WHAT NEEDS TO BE DONE:
Search the entries below for the string "summer" and copy the lines that hold it.

[Stored data]
'''

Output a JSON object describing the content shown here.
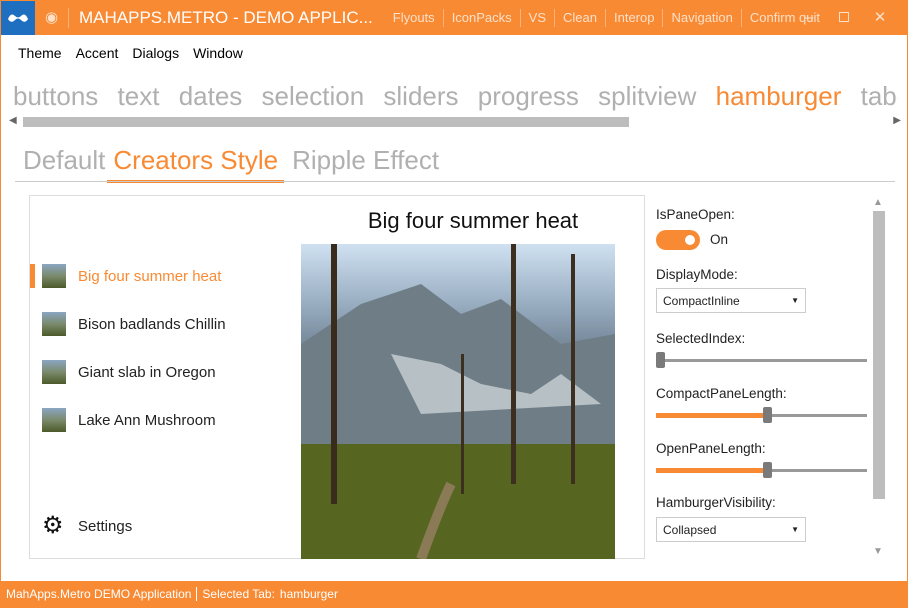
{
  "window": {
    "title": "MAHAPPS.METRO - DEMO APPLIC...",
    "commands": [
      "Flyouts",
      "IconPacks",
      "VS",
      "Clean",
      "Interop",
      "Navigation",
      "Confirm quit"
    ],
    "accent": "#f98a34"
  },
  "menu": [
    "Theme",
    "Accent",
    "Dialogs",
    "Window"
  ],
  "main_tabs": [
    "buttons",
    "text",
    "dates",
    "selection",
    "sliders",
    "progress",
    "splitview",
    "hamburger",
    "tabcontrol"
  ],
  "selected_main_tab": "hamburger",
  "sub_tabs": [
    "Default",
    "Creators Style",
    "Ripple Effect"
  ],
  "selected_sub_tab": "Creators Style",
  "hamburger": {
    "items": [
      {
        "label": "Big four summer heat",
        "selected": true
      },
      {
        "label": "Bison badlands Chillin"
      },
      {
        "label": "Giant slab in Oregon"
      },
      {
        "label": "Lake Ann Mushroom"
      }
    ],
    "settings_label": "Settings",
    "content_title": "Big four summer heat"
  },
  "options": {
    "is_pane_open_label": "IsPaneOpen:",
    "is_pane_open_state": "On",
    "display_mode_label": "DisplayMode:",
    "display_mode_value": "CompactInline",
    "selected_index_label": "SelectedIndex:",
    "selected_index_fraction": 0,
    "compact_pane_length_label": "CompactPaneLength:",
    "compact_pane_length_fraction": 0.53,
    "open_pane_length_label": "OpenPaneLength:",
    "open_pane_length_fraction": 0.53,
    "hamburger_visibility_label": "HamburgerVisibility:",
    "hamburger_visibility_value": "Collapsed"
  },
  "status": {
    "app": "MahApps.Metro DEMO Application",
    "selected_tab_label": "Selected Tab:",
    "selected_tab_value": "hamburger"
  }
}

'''
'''

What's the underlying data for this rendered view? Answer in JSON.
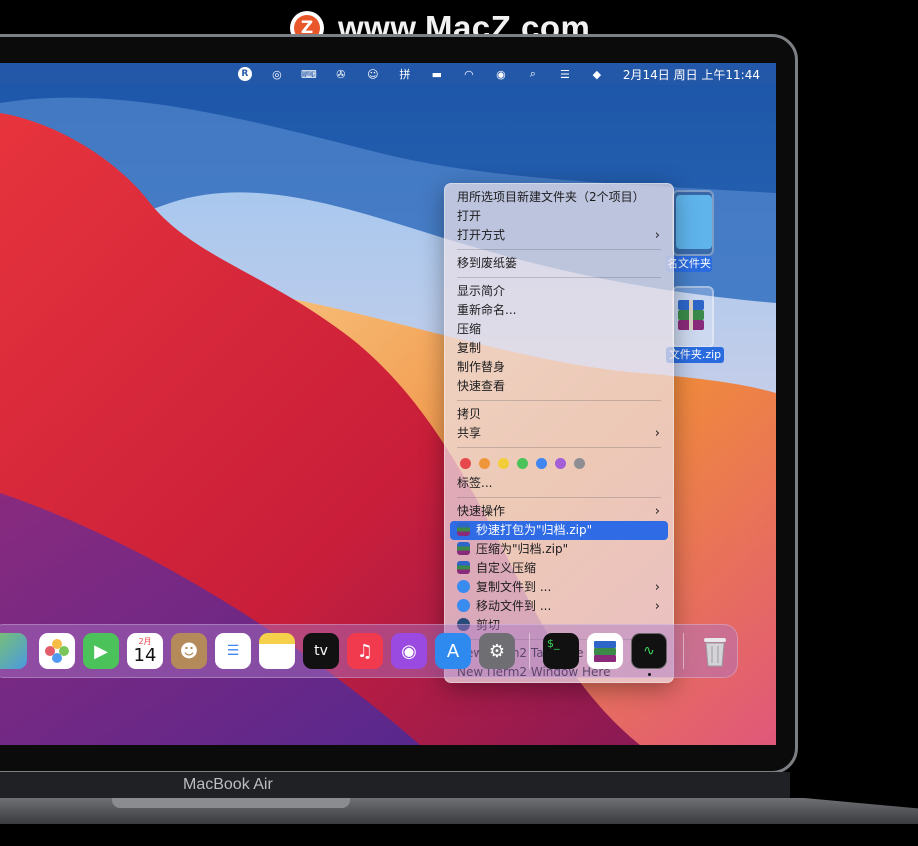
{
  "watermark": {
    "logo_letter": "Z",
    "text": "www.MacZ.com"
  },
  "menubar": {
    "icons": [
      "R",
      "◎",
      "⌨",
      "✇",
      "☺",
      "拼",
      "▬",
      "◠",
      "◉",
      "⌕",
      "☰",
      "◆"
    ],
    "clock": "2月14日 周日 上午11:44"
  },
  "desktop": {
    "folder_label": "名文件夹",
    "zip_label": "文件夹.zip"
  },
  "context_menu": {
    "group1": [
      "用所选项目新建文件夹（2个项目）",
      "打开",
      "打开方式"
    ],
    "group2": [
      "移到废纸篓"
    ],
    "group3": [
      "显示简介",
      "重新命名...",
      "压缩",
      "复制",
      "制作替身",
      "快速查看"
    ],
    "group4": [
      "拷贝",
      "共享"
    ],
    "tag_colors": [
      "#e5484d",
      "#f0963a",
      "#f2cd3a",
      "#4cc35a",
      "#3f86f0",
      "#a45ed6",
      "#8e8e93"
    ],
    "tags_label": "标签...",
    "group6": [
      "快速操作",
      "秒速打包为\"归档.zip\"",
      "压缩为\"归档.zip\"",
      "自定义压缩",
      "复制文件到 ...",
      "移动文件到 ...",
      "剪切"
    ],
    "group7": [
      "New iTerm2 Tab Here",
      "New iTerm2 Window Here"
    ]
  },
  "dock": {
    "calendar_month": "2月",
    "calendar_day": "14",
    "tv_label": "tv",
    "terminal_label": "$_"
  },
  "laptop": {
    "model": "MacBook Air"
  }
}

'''

OUTPUT FOR THIS EXERCISE:
        "label": "Big four summer heat",
    "content_title": "Big four summer heat"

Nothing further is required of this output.